The English club said in a statement that the conclusions of the report published Monday “vindicated Liverpool fans” while finding Uefa was chiefly responsible for the “organizational failings, absence of overall control or oversight of safety and security, poor planning and lack of contingency plans.”
Ahead of the final held in Saint-Denis outside Paris on May 28, 2022, Liverpool fans were corralled through a narrow concourse on their way to the stadium which, in conjunction with delays at the ticket gates, led to congestion that posed a “clear and immediate danger” of becoming a “fatal crush,” the Independent Review Panel said.
The report also detailed how police used tear gas on “disorderly groups of locals” and pepper spray on fans who had valid tickets to the match, which was ultimately delayed due to the chaos outside the stadium.
“It is remarkable that no one lost their life,” the report stated.
It added: “All the stakeholders interviewed by the Panel have agreed that this situation was a near-miss: a term used when an event almost turns into a mass fatality catastrophe.”
The investigation also found there to be no evidence of there being an “abnormally high” number of people trying to access the stadium with counterfeit tickets, or without tickets at all, a claim that was initially asserted by Uefa, French authorities and the French Football Federation (FFF).
It acknowledged shortcomings by other entities such as the French police and the FFF, but highlighted that Uefa was “at the wheel.”
The actions of Liverpool fans on the night of the final was “probably instrumental in protecting vulnerable people and averting what might well have been more serious injuries and deaths,” the report, led by Dr. Tiago Brandão Rodrigues, added.
After the report was published, Uefa general secretary Theodore Theodoridis said he apologized “most sincerely once again to all those who were affected by the events that unfolded on what should have been a celebration at the pinnacle of the club season.”
“In particular, I would like to apologize to the supporters of Liverpool FC for the experiences many of them had when attending the game and for the messages released prior to and during the game which had the effect of unjustly blaming them for the situation leading to the delayed kick-off.”
The European football body said it was “reviewing the recommendations of the Panel in order to introduce appropriate changes and arrangements to ensure the highest level of safety for fans at future finals.”

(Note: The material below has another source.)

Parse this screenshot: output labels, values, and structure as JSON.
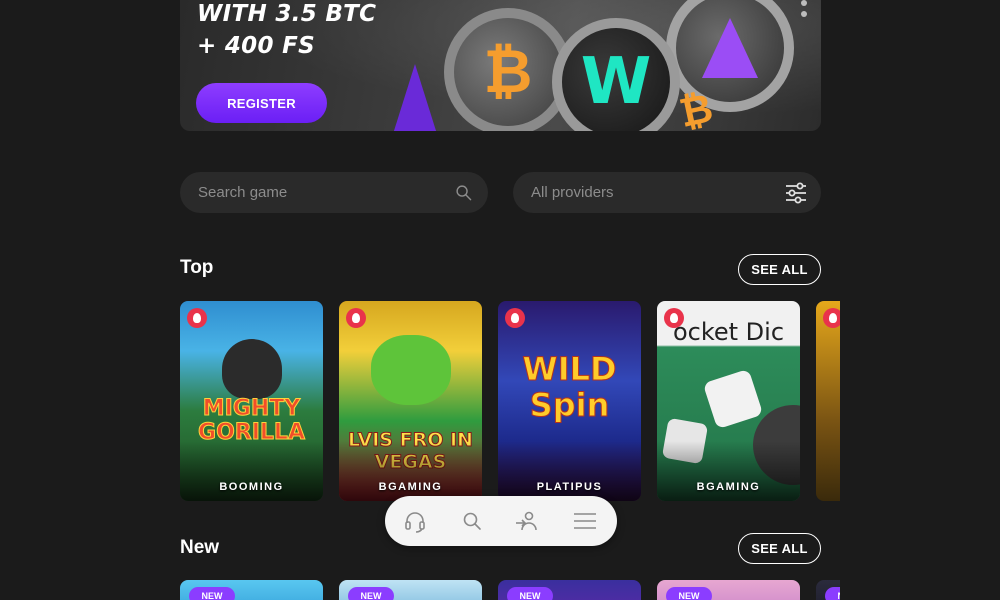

Liverpool said in the statement Tuesday that it was “shocking” that groups of fans or clubs could experience such “fundamental safety failings” more than 30 years after the 1989 Hillsborough disaster, in which 97 Liverpool fans were killed by a crush caused by a bottleneck during an FA Cup match.
“But even more concerning is the realization that for families, friends and survivors of Hillsborough, Paris has only exacerbated their suffering,” the club said.
Local police authorities and some newspapers initially blamed the Hillsborough disaster on the behavior of Liverpool fans. A probe nearly three decades later found the fans had been unlawfully killed as a result of gross negligence by the police and other emergency services.
The 2022 Champions League final kicked off after a delay of over 30 minutes, and went on to be won by Real Madrid. EFE